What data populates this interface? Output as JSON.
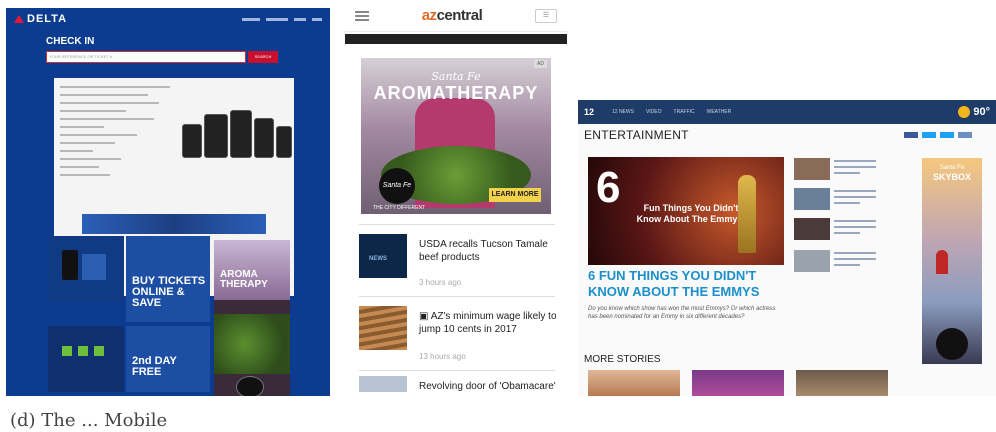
{
  "delta": {
    "logo_text": "DELTA",
    "checkin_title": "CHECK IN",
    "search_placeholder": "YOUR REFERENCE OR TICKET #",
    "search_button": "SEARCH",
    "banner_text": "",
    "tile_buy": "BUY TICKETS ONLINE & SAVE",
    "tile_day": "2nd DAY FREE",
    "aroma_text": "AROMA THERAPY"
  },
  "az": {
    "brand_prefix": "az",
    "brand_suffix": "central",
    "ad_badge": "AD",
    "ad_script": "Santa Fe",
    "ad_title": "AROMATHERAPY",
    "ad_logo": "Santa Fe",
    "ad_sub": "THE CITY DIFFERENT",
    "ad_cta": "LEARN MORE",
    "items": [
      {
        "title": "USDA recalls Tucson Tamale beef products",
        "time": "3 hours ago",
        "thumb_label": "NEWS"
      },
      {
        "title": "AZ's minimum wage likely to jump 10 cents in 2017",
        "time": "13 hours ago",
        "thumb_label": ""
      },
      {
        "title": "Revolving door of 'Obamacare'",
        "time": "",
        "thumb_label": ""
      }
    ]
  },
  "news12": {
    "logo": "12",
    "nav_links": [
      "12 NEWS",
      "VIDEO",
      "TRAFFIC",
      "WEATHER"
    ],
    "temperature": "90°",
    "section_title": "ENTERTAINMENT",
    "hero_number": "6",
    "hero_caption": "Fun Things You Didn't Know About The Emmys!",
    "headline": "6 FUN THINGS YOU DIDN'T KNOW ABOUT THE EMMYS",
    "dek": "Do you know which show has won the most Emmys? Or which actress has been nominated for an Emmy in six different decades?",
    "more_stories": "MORE STORIES",
    "skybox_top": "Santa Fe",
    "skybox_main": "SKYBOX"
  },
  "caption": "(d) The ... Mobile"
}
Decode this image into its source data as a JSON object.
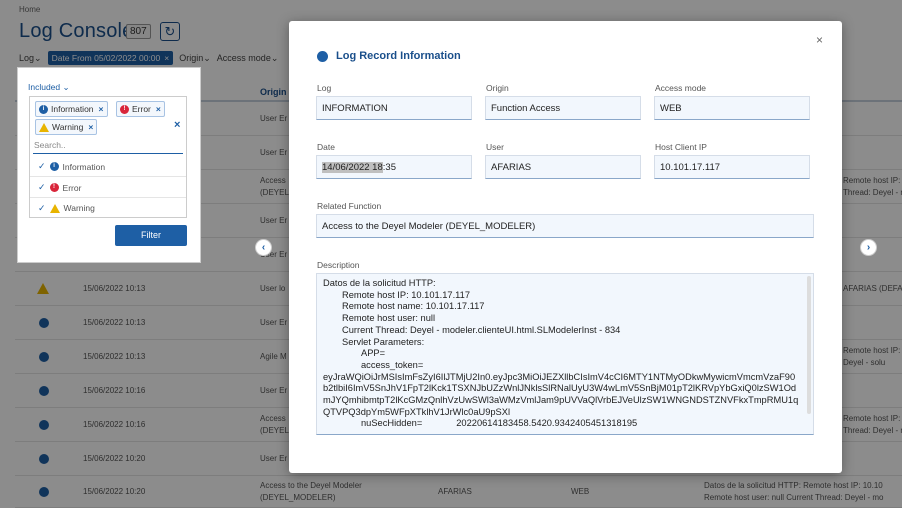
{
  "breadcrumb": "Home",
  "page": {
    "title": "Log Console",
    "count": "807"
  },
  "filter_bar": {
    "log": "Log",
    "date_chip": "Date From 05/02/2022 00:00",
    "chip_close": "×",
    "origin": "Origin",
    "access_mode": "Access mode"
  },
  "table": {
    "origin_header": "Origin",
    "rows": [
      {
        "icon": "info",
        "date": "",
        "origin": "User Er"
      },
      {
        "icon": "info",
        "date": "",
        "origin": "User Er"
      },
      {
        "icon": "info",
        "date": "",
        "origin": "Access",
        "origin2": "(DEYEL",
        "details": "Remote host IP: 10.10",
        "details2": "Thread: Deyel - mo"
      },
      {
        "icon": "info",
        "date": "",
        "origin": "User Er"
      },
      {
        "icon": "info",
        "date": "",
        "origin": "User Er"
      },
      {
        "icon": "warning",
        "date": "15/06/2022 10:13",
        "origin": "User lo",
        "details": "AFARIAS (DEFAU"
      },
      {
        "icon": "info",
        "date": "15/06/2022 10:13",
        "origin": "User Er"
      },
      {
        "icon": "info",
        "date": "15/06/2022 10:13",
        "origin": "Agile M",
        "details": "Remote host IP: 10.10",
        "details2": "Deyel - solu"
      },
      {
        "icon": "info",
        "date": "15/06/2022 10:16",
        "origin": "User Er"
      },
      {
        "icon": "info",
        "date": "15/06/2022 10:16",
        "origin": "Access",
        "origin2": "(DEYEL",
        "details": "Remote host IP: 10.10",
        "details2": "Thread: Deyel - mo"
      },
      {
        "icon": "info",
        "date": "15/06/2022 10:20",
        "origin": "User Er"
      },
      {
        "icon": "info",
        "date": "15/06/2022 10:20",
        "origin": "Access to the Deyel Modeler",
        "origin2": "(DEYEL_MODELER)",
        "user": "AFARIAS",
        "mode": "WEB",
        "details": "Datos de la solicitud HTTP: Remote host IP: 10.10",
        "details2": "Remote host user: null Current Thread: Deyel - mo"
      }
    ]
  },
  "filter_dropdown": {
    "included_label": "Included",
    "tags": [
      {
        "label": "Information",
        "icon": "info-icon"
      },
      {
        "label": "Error",
        "icon": "error-icon"
      },
      {
        "label": "Warning",
        "icon": "warning-icon"
      }
    ],
    "tag_remove": "×",
    "clear_all": "×",
    "search_placeholder": "Search..",
    "options": [
      {
        "label": "Information",
        "checked": true
      },
      {
        "label": "Error",
        "checked": true
      },
      {
        "label": "Warning",
        "checked": true
      }
    ],
    "filter_button": "Filter"
  },
  "modal": {
    "title": "Log Record Information",
    "close": "×",
    "fields": {
      "log": {
        "label": "Log",
        "value": "INFORMATION"
      },
      "origin": {
        "label": "Origin",
        "value": "Function Access"
      },
      "access_mode": {
        "label": "Access mode",
        "value": "WEB"
      },
      "date": {
        "label": "Date",
        "value_selected": "14/06/2022 18",
        "value_rest": ":35"
      },
      "user": {
        "label": "User",
        "value": "AFARIAS"
      },
      "host_ip": {
        "label": "Host Client IP",
        "value": "10.101.17.117"
      },
      "related_function": {
        "label": "Related Function",
        "value": "Access to the Deyel Modeler (DEYEL_MODELER)"
      }
    },
    "description": {
      "label": "Description",
      "lines": [
        "Datos de la solicitud HTTP:",
        "Remote host IP: 10.101.17.117",
        "Remote host name: 10.101.17.117",
        "Remote host user: null",
        "Current Thread: Deyel - modeler.clienteUI.html.SLModelerInst - 834",
        "Servlet Parameters:",
        "APP=",
        "access_token=",
        "eyJraWQiOiJrMSIsImFsZyI6IlJTMjU2In0.eyJpc3MiOiJEZXllbCIsImV4cCI6MTY1NTMyODkwMywicmVmcmVzaF90b2tlbiI6ImV5SnJhV1FpT2lKck1TSXNJbUZzWnlJNklsSlRNalUyU3W4wLmV5SnBjM01pT2lKRVpYbGxiQ0lzSW1OdmJYQmhibmtpT2lKcGMzQnlhVzUwSWl3aWMzVmlJam9pUVVaQlVrbEJVeUlzSW1WNGNDSTZNVFkxTmpRMU1qQTVPQ3dpYm5WFpXTklhV1JrWlc0aU9pSXl",
        "nuSecHidden=",
        "20220614183458.5420.9342405451318195"
      ]
    }
  }
}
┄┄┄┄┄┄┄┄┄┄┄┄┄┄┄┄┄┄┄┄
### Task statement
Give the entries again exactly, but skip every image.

### Result for this task
What data populates this interface? Output as JSON.
{
  "delta": {
    "logo_text": "DELTA",
    "checkin_title": "CHECK IN",
    "search_placeholder": "YOUR REFERENCE OR TICKET #",
    "search_button": "SEARCH",
    "banner_text": "",
    "tile_buy": "BUY TICKETS ONLINE & SAVE",
    "tile_day": "2nd DAY FREE",
    "aroma_text": "AROMA THERAPY"
  },
  "az": {
    "brand_prefix": "az",
    "brand_suffix": "central",
    "ad_badge": "AD",
    "ad_script": "Santa Fe",
    "ad_title": "AROMATHERAPY",
    "ad_logo": "Santa Fe",
    "ad_sub": "THE CITY DIFFERENT",
    "ad_cta": "LEARN MORE",
    "items": [
      {
        "title": "USDA recalls Tucson Tamale beef products",
        "time": "3 hours ago",
        "thumb_label": "NEWS"
      },
      {
        "title": "AZ's minimum wage likely to jump 10 cents in 2017",
        "time": "13 hours ago",
        "thumb_label": ""
      },
      {
        "title": "Revolving door of 'Obamacare'",
        "time": "",
        "thumb_label": ""
      }
    ]
  },
  "news12": {
    "logo": "12",
    "nav_links": [
      "12 NEWS",
      "VIDEO",
      "TRAFFIC",
      "WEATHER"
    ],
    "temperature": "90°",
    "section_title": "ENTERTAINMENT",
    "hero_number": "6",
    "hero_caption": "Fun Things You Didn't Know About The Emmys!",
    "headline": "6 FUN THINGS YOU DIDN'T KNOW ABOUT THE EMMYS",
    "dek": "Do you know which show has won the most Emmys? Or which actress has been nominated for an Emmy in six different decades?",
    "more_stories": "MORE STORIES",
    "skybox_top": "Santa Fe",
    "skybox_main": "SKYBOX"
  },
  "caption": "(d) The ... Mobile"
}
Decode this image into its source data as a JSON object.
{
  "breadcrumb": "Home",
  "page": {
    "title": "Log Console",
    "count": "807"
  },
  "filter_bar": {
    "log": "Log",
    "date_chip": "Date From 05/02/2022 00:00",
    "chip_close": "×",
    "origin": "Origin",
    "access_mode": "Access mode"
  },
  "table": {
    "origin_header": "Origin",
    "rows": [
      {
        "icon": "info",
        "date": "",
        "origin": "User Er"
      },
      {
        "icon": "info",
        "date": "",
        "origin": "User Er"
      },
      {
        "icon": "info",
        "date": "",
        "origin": "Access",
        "origin2": "(DEYEL",
        "details": "Remote host IP: 10.10",
        "details2": "Thread: Deyel - mo"
      },
      {
        "icon": "info",
        "date": "",
        "origin": "User Er"
      },
      {
        "icon": "info",
        "date": "",
        "origin": "User Er"
      },
      {
        "icon": "warning",
        "date": "15/06/2022 10:13",
        "origin": "User lo",
        "details": "AFARIAS (DEFAU"
      },
      {
        "icon": "info",
        "date": "15/06/2022 10:13",
        "origin": "User Er"
      },
      {
        "icon": "info",
        "date": "15/06/2022 10:13",
        "origin": "Agile M",
        "details": "Remote host IP: 10.10",
        "details2": "Deyel - solu"
      },
      {
        "icon": "info",
        "date": "15/06/2022 10:16",
        "origin": "User Er"
      },
      {
        "icon": "info",
        "date": "15/06/2022 10:16",
        "origin": "Access",
        "origin2": "(DEYEL",
        "details": "Remote host IP: 10.10",
        "details2": "Thread: Deyel - mo"
      },
      {
        "icon": "info",
        "date": "15/06/2022 10:20",
        "origin": "User Er"
      },
      {
        "icon": "info",
        "date": "15/06/2022 10:20",
        "origin": "Access to the Deyel Modeler",
        "origin2": "(DEYEL_MODELER)",
        "user": "AFARIAS",
        "mode": "WEB",
        "details": "Datos de la solicitud HTTP: Remote host IP: 10.10",
        "details2": "Remote host user: null Current Thread: Deyel - mo"
      }
    ]
  },
  "filter_dropdown": {
    "included_label": "Included",
    "tags": [
      {
        "label": "Information",
        "icon": "info-icon"
      },
      {
        "label": "Error",
        "icon": "error-icon"
      },
      {
        "label": "Warning",
        "icon": "warning-icon"
      }
    ],
    "tag_remove": "×",
    "clear_all": "×",
    "search_placeholder": "Search..",
    "options": [
      {
        "label": "Information",
        "checked": true
      },
      {
        "label": "Error",
        "checked": true
      },
      {
        "label": "Warning",
        "checked": true
      }
    ],
    "filter_button": "Filter"
  },
  "modal": {
    "title": "Log Record Information",
    "close": "×",
    "fields": {
      "log": {
        "label": "Log",
        "value": "INFORMATION"
      },
      "origin": {
        "label": "Origin",
        "value": "Function Access"
      },
      "access_mode": {
        "label": "Access mode",
        "value": "WEB"
      },
      "date": {
        "label": "Date",
        "value_selected": "14/06/2022 18",
        "value_rest": ":35"
      },
      "user": {
        "label": "User",
        "value": "AFARIAS"
      },
      "host_ip": {
        "label": "Host Client IP",
        "value": "10.101.17.117"
      },
      "related_function": {
        "label": "Related Function",
        "value": "Access to the Deyel Modeler (DEYEL_MODELER)"
      }
    },
    "description": {
      "label": "Description",
      "lines": [
        "Datos de la solicitud HTTP:",
        "Remote host IP: 10.101.17.117",
        "Remote host name: 10.101.17.117",
        "Remote host user: null",
        "Current Thread: Deyel - modeler.clienteUI.html.SLModelerInst - 834",
        "Servlet Parameters:",
        "APP=",
        "access_token=",
        "eyJraWQiOiJrMSIsImFsZyI6IlJTMjU2In0.eyJpc3MiOiJEZXllbCIsImV4cCI6MTY1NTMyODkwMywicmVmcmVzaF90b2tlbiI6ImV5SnJhV1FpT2lKck1TSXNJbUZzWnlJNklsSlRNalUyU3W4wLmV5SnBjM01pT2lKRVpYbGxiQ0lzSW1OdmJYQmhibmtpT2lKcGMzQnlhVzUwSWl3aWMzVmlJam9pUVVaQlVrbEJVeUlzSW1WNGNDSTZNVFkxTmpRMU1qQTVPQ3dpYm5WFpXTklhV1JrWlc0aU9pSXl",
        "nuSecHidden=",
        "20220614183458.5420.9342405451318195"
      ]
    }
  }
}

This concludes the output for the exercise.